Monday

Monday ★★★½

Sabu's Monday is quite the ride- textually surrealist and often absurdist, yet underneath its frantic surface lays a pointed commentary on the binary, simplistic nature of Japanese society. The story of a businessman who wakes up in a posh hotel room, totally clueless about how he got there, Monday chronicles this man's vague recollection of the day before, taking the viewer on a singular experience, one not confined by narrative formalism, where everything and anything seems possible. A social satire and meticulously crafted pitch-black comedy, Monday's message is opaque at first, but throughout its playful exuberance and commanding style, the film reveals an assertive take down of Japan's repressed, work-obsessed culture. Throughout this character's journey to recall his wild night, Monday reveals a portrait of Japan that is alcohol-dependent and desperate for cheap thrills, transforming from what feels like a cautionary tale about vices and the self-serving nature of abuse into something more.

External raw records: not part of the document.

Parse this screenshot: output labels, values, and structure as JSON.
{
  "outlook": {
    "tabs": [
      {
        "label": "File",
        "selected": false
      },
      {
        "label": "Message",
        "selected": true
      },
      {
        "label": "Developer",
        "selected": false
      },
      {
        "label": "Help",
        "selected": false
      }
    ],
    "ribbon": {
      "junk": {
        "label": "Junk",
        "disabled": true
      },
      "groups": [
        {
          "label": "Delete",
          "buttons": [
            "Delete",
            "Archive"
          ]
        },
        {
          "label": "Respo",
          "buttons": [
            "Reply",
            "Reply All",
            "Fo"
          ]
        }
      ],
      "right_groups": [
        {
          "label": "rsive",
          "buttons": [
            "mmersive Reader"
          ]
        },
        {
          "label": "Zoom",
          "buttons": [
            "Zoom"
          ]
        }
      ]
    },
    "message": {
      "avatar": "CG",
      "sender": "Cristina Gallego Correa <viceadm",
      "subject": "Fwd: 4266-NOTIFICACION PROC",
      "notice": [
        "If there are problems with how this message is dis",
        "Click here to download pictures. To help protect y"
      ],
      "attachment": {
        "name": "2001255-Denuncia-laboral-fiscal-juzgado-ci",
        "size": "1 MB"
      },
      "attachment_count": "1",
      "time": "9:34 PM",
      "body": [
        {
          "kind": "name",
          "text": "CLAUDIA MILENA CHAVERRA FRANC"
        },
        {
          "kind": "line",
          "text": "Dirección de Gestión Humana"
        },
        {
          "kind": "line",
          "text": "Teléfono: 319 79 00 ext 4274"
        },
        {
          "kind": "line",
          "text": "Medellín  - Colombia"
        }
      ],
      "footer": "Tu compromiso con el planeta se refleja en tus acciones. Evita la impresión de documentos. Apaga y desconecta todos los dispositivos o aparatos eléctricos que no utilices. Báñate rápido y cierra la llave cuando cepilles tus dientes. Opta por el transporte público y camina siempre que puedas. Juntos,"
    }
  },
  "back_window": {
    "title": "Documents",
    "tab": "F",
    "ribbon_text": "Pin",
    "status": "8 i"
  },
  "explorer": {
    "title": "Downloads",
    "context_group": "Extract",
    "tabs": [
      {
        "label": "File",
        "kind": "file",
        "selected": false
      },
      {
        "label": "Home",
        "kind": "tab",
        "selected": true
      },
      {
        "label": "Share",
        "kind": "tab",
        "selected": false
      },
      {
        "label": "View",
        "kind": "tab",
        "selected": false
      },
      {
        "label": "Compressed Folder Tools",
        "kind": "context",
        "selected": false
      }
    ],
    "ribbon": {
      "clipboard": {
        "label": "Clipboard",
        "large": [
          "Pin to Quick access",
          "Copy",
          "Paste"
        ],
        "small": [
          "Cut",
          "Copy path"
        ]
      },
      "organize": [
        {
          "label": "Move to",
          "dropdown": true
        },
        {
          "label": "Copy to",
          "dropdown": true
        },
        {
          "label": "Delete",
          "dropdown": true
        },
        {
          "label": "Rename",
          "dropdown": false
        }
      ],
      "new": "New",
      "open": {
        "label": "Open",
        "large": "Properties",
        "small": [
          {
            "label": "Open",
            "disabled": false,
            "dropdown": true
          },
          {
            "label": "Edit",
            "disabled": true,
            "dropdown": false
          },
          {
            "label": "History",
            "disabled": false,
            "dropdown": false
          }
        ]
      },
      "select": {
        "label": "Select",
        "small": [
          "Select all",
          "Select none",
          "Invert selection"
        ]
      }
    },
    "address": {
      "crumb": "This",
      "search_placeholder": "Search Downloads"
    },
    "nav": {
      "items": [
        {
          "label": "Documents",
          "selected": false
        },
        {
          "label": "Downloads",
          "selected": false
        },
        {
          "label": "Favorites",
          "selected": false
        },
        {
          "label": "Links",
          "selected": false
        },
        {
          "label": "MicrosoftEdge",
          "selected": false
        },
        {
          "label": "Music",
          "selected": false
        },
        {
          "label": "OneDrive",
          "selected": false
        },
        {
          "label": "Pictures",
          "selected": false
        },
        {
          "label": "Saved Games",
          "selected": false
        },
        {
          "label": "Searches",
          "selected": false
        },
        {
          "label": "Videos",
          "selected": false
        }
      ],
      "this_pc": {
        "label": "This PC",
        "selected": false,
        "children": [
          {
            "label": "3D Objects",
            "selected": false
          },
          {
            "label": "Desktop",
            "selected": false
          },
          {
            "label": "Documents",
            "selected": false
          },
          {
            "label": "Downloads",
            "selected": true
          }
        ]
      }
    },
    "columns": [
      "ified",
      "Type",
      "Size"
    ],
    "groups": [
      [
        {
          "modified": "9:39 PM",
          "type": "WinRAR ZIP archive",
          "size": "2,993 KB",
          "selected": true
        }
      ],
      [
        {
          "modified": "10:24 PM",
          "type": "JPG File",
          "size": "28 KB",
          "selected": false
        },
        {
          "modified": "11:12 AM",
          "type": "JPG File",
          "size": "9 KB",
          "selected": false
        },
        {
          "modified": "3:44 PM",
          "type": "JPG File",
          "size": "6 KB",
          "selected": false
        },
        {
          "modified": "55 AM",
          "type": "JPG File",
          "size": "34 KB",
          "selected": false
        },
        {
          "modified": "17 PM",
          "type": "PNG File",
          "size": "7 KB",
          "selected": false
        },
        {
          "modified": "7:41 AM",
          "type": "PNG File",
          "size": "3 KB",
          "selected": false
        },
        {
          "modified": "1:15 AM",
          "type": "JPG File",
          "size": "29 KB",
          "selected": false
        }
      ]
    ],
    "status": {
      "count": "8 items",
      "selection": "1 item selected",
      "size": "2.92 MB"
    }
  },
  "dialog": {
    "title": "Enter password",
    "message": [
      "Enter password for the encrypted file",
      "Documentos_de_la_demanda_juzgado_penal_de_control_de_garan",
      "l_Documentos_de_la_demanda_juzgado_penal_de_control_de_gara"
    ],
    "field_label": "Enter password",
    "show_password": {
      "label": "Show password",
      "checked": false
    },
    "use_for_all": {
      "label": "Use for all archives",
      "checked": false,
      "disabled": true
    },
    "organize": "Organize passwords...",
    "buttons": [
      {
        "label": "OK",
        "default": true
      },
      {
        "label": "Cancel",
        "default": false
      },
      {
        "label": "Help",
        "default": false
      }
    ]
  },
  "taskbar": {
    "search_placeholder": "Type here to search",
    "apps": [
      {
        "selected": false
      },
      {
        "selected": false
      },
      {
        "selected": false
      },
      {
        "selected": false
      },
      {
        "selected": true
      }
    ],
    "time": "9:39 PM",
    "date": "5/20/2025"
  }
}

Many of the cross-sections of Japanese society are showcased throughout Monday, from the Yakuza to the everyday salaryman, and through the main protagonist's odyssey, Sabu reveals the complexities of morality and a striking critique of this false binary that has been constructed along the social arena